On SUCKERPUNCH, Maggie folds in “hyperpop meets glam goth” sounds that she stumbled across on TikTok and in new (and old!) music she swaddled herself in during the pandemic, including Evanescence’s early ‘00s hits and up-and-coming Singaporean singer Yeule’s incorporation of glitching into her work.

The album name, she says, came to her soon after. “It’s an unexpected punch, a blow you didn’t see coming,” she says. “When I was making this, I had those blows in my own life; when I listened to the album back from start to finish, I realized the entire thing was a sucker punch – for myself, for my fans – and I knew it had to be the title.”

“Writing is my therapy, my way to get what I'm feeling and thinking and going through out so that I can try to move on from it,” she adds. “With this album, I finally knew: ‘I need to let go of this stuff, so I'm just going to write about it.’”
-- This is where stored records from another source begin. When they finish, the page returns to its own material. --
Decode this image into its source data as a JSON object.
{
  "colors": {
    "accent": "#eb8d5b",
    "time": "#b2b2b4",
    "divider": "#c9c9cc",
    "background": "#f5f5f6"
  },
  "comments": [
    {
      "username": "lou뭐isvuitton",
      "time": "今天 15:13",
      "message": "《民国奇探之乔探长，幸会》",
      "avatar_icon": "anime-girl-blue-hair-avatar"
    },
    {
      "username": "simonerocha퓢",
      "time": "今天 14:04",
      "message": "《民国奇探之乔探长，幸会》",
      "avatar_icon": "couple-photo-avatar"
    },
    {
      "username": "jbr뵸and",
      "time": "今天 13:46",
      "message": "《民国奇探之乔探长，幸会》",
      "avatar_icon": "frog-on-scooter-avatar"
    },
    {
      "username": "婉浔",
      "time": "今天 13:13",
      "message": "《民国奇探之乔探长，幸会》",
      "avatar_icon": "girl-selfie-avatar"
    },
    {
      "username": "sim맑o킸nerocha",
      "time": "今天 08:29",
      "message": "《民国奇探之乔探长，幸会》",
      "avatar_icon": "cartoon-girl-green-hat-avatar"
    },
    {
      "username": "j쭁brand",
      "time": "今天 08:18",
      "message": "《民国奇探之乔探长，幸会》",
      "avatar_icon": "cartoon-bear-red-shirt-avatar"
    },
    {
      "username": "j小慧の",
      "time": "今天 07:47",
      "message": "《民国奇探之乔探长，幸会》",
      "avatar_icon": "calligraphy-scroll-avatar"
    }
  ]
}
SUCKERPUNCH also takes all that devoted Maggie Lindemann fans know and love and supplements it with new levels of sophistication to her songwriting, storytelling, and singing. Early album cuts like “she knows it,” a throbbing anthem about same-sex attraction, delve into “entirely new territory for me,” she says. “I was shifting my focus. I was so used to writing about failed, toxic relationships, so when I went to do that on this album, I pushed myself to write about them in new ways, and to make sure I was writing authentically about where I am today, too – and where I want to be going.”

Signed only to a distribution deal, Maggie says being in the driver’s seat – with this record; with her hit clothing line, SWIXXZ; and with the YouTube channel she’s used to document her journey thus far – changed her outlook on making music forever, emboldening her to speak her mind, make the choices she needed to, and write and record the music she’s always wanted to. “I'm really able to do what I want and be creative and not have someone telling me that I'm not good enough or I need to change anything about myself,” she says. “If anyone knows what's going to work with kids that are closer to your age who use apps that you scroll through for hours, I think I have a pretty good understanding of it. I have control over my own life now. I have control over my music and what I want to say, what I want to do, and how I want to do it.”